[INPUT RECORDS Boundary: Start]

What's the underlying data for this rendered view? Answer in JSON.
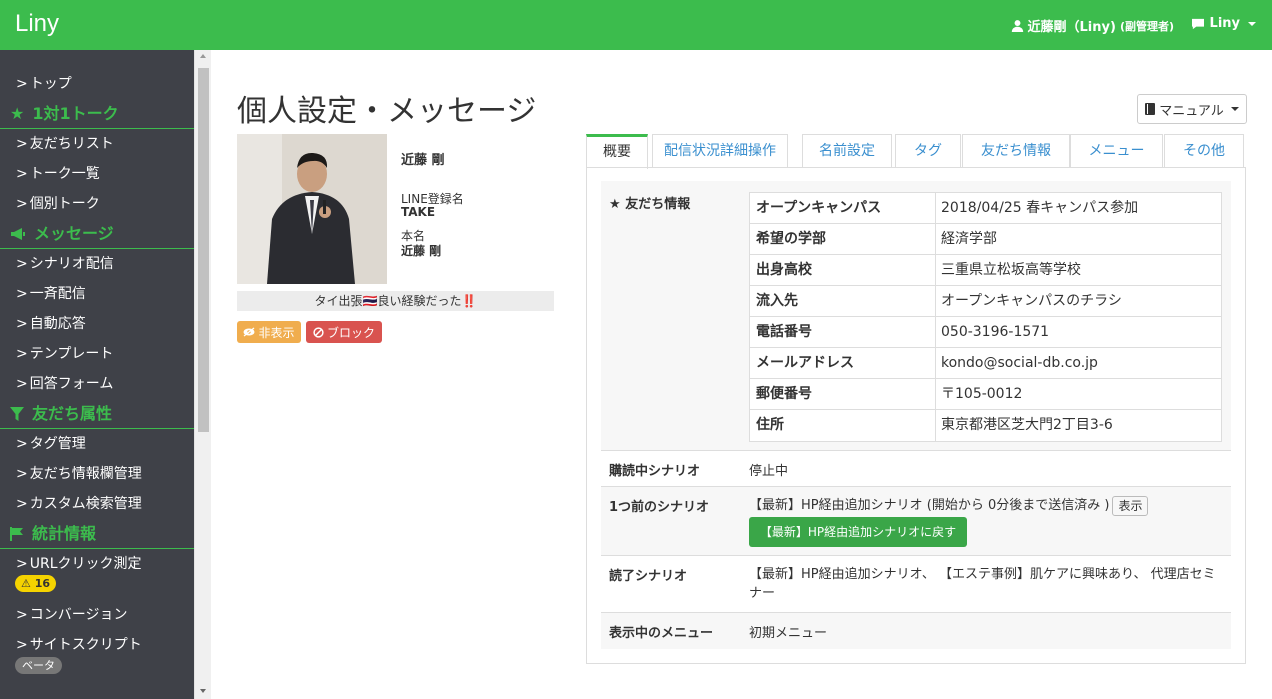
{
  "header": {
    "brand": "Liny",
    "user": "近藤剛（Liny)",
    "role": "(副管理者)",
    "menu_label": "Liny"
  },
  "sidebar": {
    "top": "トップ",
    "sections": [
      {
        "title": "1対1トーク",
        "icon": "star-icon",
        "items": [
          "友だちリスト",
          "トーク一覧",
          "個別トーク"
        ]
      },
      {
        "title": "メッセージ",
        "icon": "megaphone-icon",
        "items": [
          "シナリオ配信",
          "一斉配信",
          "自動応答",
          "テンプレート",
          "回答フォーム"
        ]
      },
      {
        "title": "友だち属性",
        "icon": "filter-icon",
        "items": [
          "タグ管理",
          "友だち情報欄管理",
          "カスタム検索管理"
        ]
      },
      {
        "title": "統計情報",
        "icon": "flag-icon",
        "items": [
          "URLクリック測定",
          "コンバージョン",
          "サイトスクリプト"
        ]
      }
    ],
    "url_badge": "16",
    "script_badge": "ベータ"
  },
  "main": {
    "title": "個人設定・メッセージ",
    "manual_label": "マニュアル"
  },
  "profile": {
    "name": "近藤 剛",
    "line_label": "LINE登録名",
    "line_name": "TAKE",
    "real_label": "本名",
    "real_name": "近藤 剛",
    "status_message": "タイ出張🇹🇭良い経験だった‼️",
    "hide_label": "非表示",
    "block_label": "ブロック"
  },
  "tabs": [
    "概要",
    "配信状況詳細操作",
    "名前設定",
    "タグ",
    "友だち情報",
    "メニュー",
    "その他"
  ],
  "details": {
    "friend_info_label": "友だち情報",
    "friend_info": [
      {
        "key": "オープンキャンパス",
        "value": "2018/04/25 春キャンパス参加"
      },
      {
        "key": "希望の学部",
        "value": "経済学部"
      },
      {
        "key": "出身高校",
        "value": "三重県立松坂高等学校"
      },
      {
        "key": "流入先",
        "value": "オープンキャンパスのチラシ"
      },
      {
        "key": "電話番号",
        "value": "050-3196-1571"
      },
      {
        "key": "メールアドレス",
        "value": "kondo@social-db.co.jp"
      },
      {
        "key": "郵便番号",
        "value": "〒105-0012"
      },
      {
        "key": "住所",
        "value": "東京都港区芝大門2丁目3-6"
      }
    ],
    "subscribing_label": "購読中シナリオ",
    "subscribing_value": "停止中",
    "prev_label": "1つ前のシナリオ",
    "prev_value": "【最新】HP経由追加シナリオ (開始から 0分後まで送信済み )",
    "prev_show": "表示",
    "prev_return": "【最新】HP経由追加シナリオに戻す",
    "read_label": "読了シナリオ",
    "read_value": "【最新】HP経由追加シナリオ、 【エステ事例】肌ケアに興味あり、 代理店セミナー",
    "menu_label": "表示中のメニュー",
    "menu_value": "初期メニュー"
  }
}
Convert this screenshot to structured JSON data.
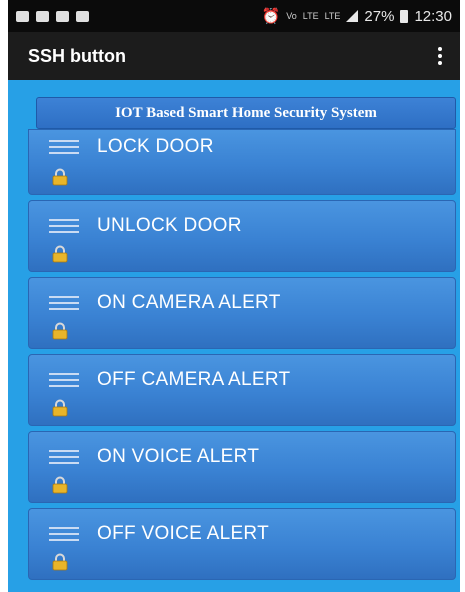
{
  "status_bar": {
    "battery": "27%",
    "time": "12:30",
    "network_labels": [
      "Vo",
      "LTE",
      "LTE"
    ]
  },
  "app_bar": {
    "title": "SSH button",
    "menu_icon": "overflow-menu-icon"
  },
  "banner": {
    "title": "IOT Based Smart Home Security System"
  },
  "actions": [
    {
      "label": "LOCK DOOR",
      "icon": "lock-icon"
    },
    {
      "label": "UNLOCK DOOR",
      "icon": "lock-icon"
    },
    {
      "label": "ON CAMERA ALERT",
      "icon": "lock-icon"
    },
    {
      "label": "OFF CAMERA ALERT",
      "icon": "lock-icon"
    },
    {
      "label": "ON VOICE ALERT",
      "icon": "lock-icon"
    },
    {
      "label": "OFF VOICE ALERT",
      "icon": "lock-icon"
    }
  ],
  "colors": {
    "background": "#27a0e6",
    "button": "#3a82d3",
    "app_bar": "#1c1c1c",
    "lock": "#e8b52a"
  }
}
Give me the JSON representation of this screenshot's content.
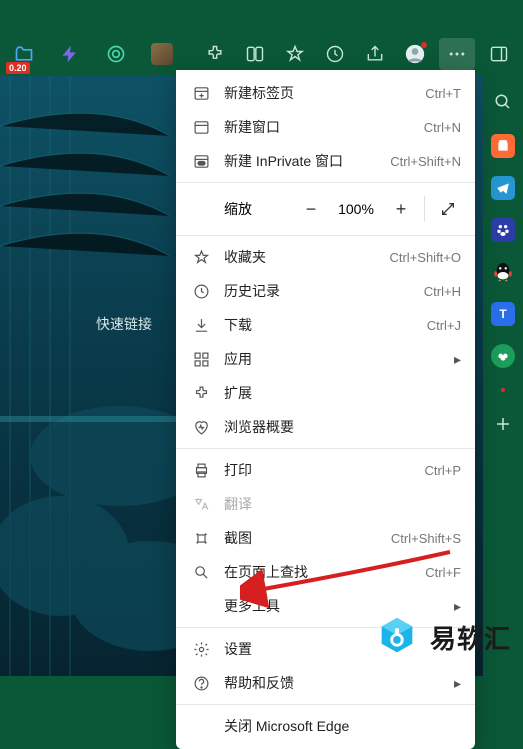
{
  "toolbar": {
    "folder_badge": "0.20"
  },
  "quick_links_label": "快速链接",
  "menu": {
    "new_tab": {
      "label": "新建标签页",
      "shortcut": "Ctrl+T"
    },
    "new_window": {
      "label": "新建窗口",
      "shortcut": "Ctrl+N"
    },
    "new_inprivate": {
      "label": "新建 InPrivate 窗口",
      "shortcut": "Ctrl+Shift+N"
    },
    "zoom": {
      "label": "缩放",
      "value": "100%"
    },
    "favorites": {
      "label": "收藏夹",
      "shortcut": "Ctrl+Shift+O"
    },
    "history": {
      "label": "历史记录",
      "shortcut": "Ctrl+H"
    },
    "downloads": {
      "label": "下载",
      "shortcut": "Ctrl+J"
    },
    "apps": {
      "label": "应用"
    },
    "extensions": {
      "label": "扩展"
    },
    "browser_essentials": {
      "label": "浏览器概要"
    },
    "print": {
      "label": "打印",
      "shortcut": "Ctrl+P"
    },
    "translate": {
      "label": "翻译"
    },
    "screenshot": {
      "label": "截图",
      "shortcut": "Ctrl+Shift+S"
    },
    "find": {
      "label": "在页面上查找",
      "shortcut": "Ctrl+F"
    },
    "more_tools": {
      "label": "更多工具"
    },
    "settings": {
      "label": "设置"
    },
    "help": {
      "label": "帮助和反馈"
    },
    "close": {
      "label": "关闭 Microsoft Edge"
    }
  },
  "watermark": "易软汇"
}
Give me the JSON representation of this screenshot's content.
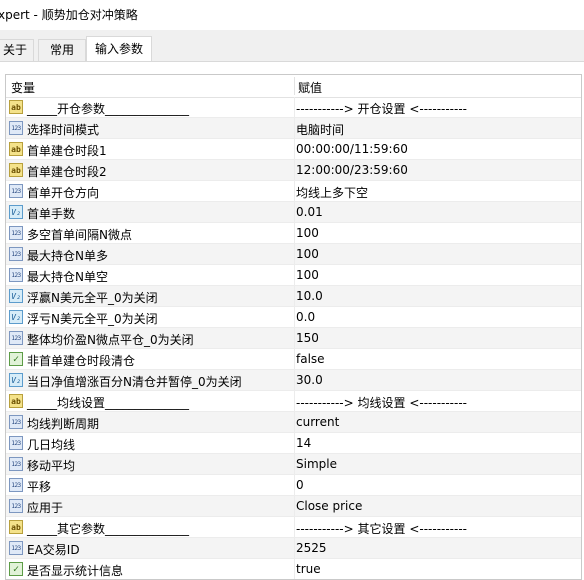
{
  "window": {
    "title": "xpert - 顺势加仓对冲策略"
  },
  "tabs": [
    {
      "label": "关于"
    },
    {
      "label": "常用"
    },
    {
      "label": "输入参数"
    }
  ],
  "grid": {
    "header": {
      "col1": "变量",
      "col2": "赋值"
    },
    "rows": [
      {
        "icon": "ab",
        "name": "_____开仓参数______________",
        "value": "-----------> 开仓设置 <-----------"
      },
      {
        "icon": "123",
        "name": "选择时间模式",
        "value": "电脑时间"
      },
      {
        "icon": "ab",
        "name": "首单建仓时段1",
        "value": "00:00:00/11:59:60"
      },
      {
        "icon": "ab",
        "name": "首单建仓时段2",
        "value": "12:00:00/23:59:60"
      },
      {
        "icon": "123",
        "name": "首单开仓方向",
        "value": "均线上多下空"
      },
      {
        "icon": "v",
        "name": "首单手数",
        "value": "0.01"
      },
      {
        "icon": "123",
        "name": "多空首单间隔N微点",
        "value": "100"
      },
      {
        "icon": "123",
        "name": "最大持仓N单多",
        "value": "100"
      },
      {
        "icon": "123",
        "name": "最大持仓N单空",
        "value": "100"
      },
      {
        "icon": "v",
        "name": "浮赢N美元全平_0为关闭",
        "value": "10.0"
      },
      {
        "icon": "v",
        "name": "浮亏N美元全平_0为关闭",
        "value": "0.0"
      },
      {
        "icon": "123",
        "name": "整体均价盈N微点平仓_0为关闭",
        "value": "150"
      },
      {
        "icon": "bool",
        "name": "非首单建仓时段清仓",
        "value": "false"
      },
      {
        "icon": "v",
        "name": "当日净值增涨百分N清仓并暂停_0为关闭",
        "value": "30.0"
      },
      {
        "icon": "ab",
        "name": "_____均线设置______________",
        "value": "-----------> 均线设置 <-----------"
      },
      {
        "icon": "123",
        "name": "均线判断周期",
        "value": "current"
      },
      {
        "icon": "123",
        "name": "几日均线",
        "value": "14"
      },
      {
        "icon": "123",
        "name": "移动平均",
        "value": "Simple"
      },
      {
        "icon": "123",
        "name": "平移",
        "value": "0"
      },
      {
        "icon": "123",
        "name": "应用于",
        "value": "Close price"
      },
      {
        "icon": "ab",
        "name": "_____其它参数______________",
        "value": "-----------> 其它设置 <-----------"
      },
      {
        "icon": "123",
        "name": "EA交易ID",
        "value": "2525"
      },
      {
        "icon": "bool",
        "name": "是否显示统计信息",
        "value": "true"
      }
    ]
  }
}
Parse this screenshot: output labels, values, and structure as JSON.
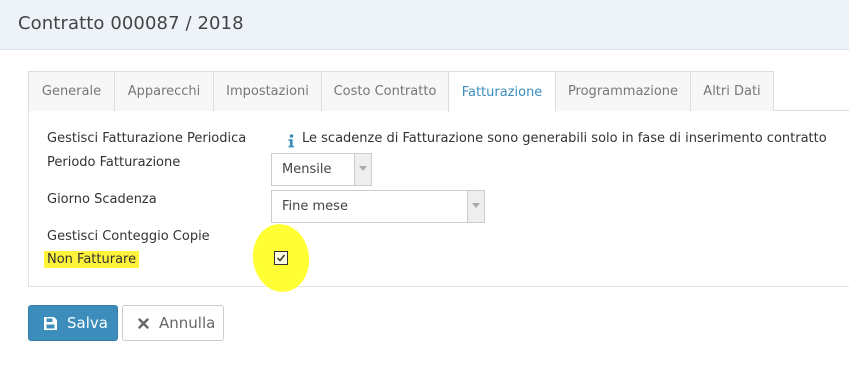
{
  "header": {
    "title": "Contratto 000087 / 2018"
  },
  "tabs": [
    {
      "label": "Generale"
    },
    {
      "label": "Apparecchi"
    },
    {
      "label": "Impostazioni"
    },
    {
      "label": "Costo Contratto"
    },
    {
      "label": "Fatturazione",
      "active": true
    },
    {
      "label": "Programmazione"
    },
    {
      "label": "Altri Dati"
    }
  ],
  "form": {
    "periodic_billing_label": "Gestisci Fatturazione Periodica",
    "info_text": "Le scadenze di Fatturazione sono generabili solo in fase di inserimento contratto",
    "billing_period_label": "Periodo Fatturazione",
    "billing_period_value": "Mensile",
    "due_day_label": "Giorno Scadenza",
    "due_day_value": "Fine mese",
    "copy_count_label": "Gestisci Conteggio Copie",
    "no_invoice_label": "Non Fatturare",
    "no_invoice_checked": true
  },
  "actions": {
    "save_label": "Salva",
    "cancel_label": "Annulla"
  },
  "colors": {
    "accent": "#3c8dbc",
    "highlight": "#ffff33"
  },
  "icons": {
    "info": "info-icon",
    "save": "floppy-disk-icon",
    "cancel": "close-icon",
    "dropdown": "caret-down-icon",
    "check": "check-icon"
  }
}
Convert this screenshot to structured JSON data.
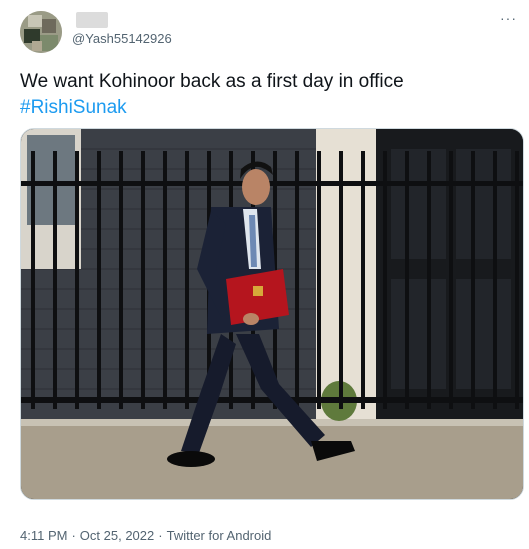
{
  "tweet": {
    "author": {
      "handle": "@Yash55142926"
    },
    "text": "We want Kohinoor back as a first day in office",
    "hashtag": "#RishiSunak",
    "more_icon": "···",
    "media": {
      "description_icon": "photo-image"
    },
    "meta": {
      "time": "4:11 PM",
      "separator": "·",
      "date": "Oct 25, 2022",
      "source": "Twitter for Android"
    }
  },
  "colors": {
    "link": "#1d9bf0",
    "secondary_text": "#536471",
    "primary_text": "#0f1419",
    "border": "#cfd9de"
  }
}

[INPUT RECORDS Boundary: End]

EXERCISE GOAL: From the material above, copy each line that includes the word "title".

ANSWER SECTION:
        "title": "1対1トーク",
        "title": "メッセージ",
        "title": "友だち属性",
        "title": "統計情報",
    "title": "個人設定・メッセージ",
    "title": "SSH button",
    "title": "IOT Based Smart Home Security System"
    "title": "xpert - 顺势加仓对冲策略"
    "title": "Contratto 000087 / 2018"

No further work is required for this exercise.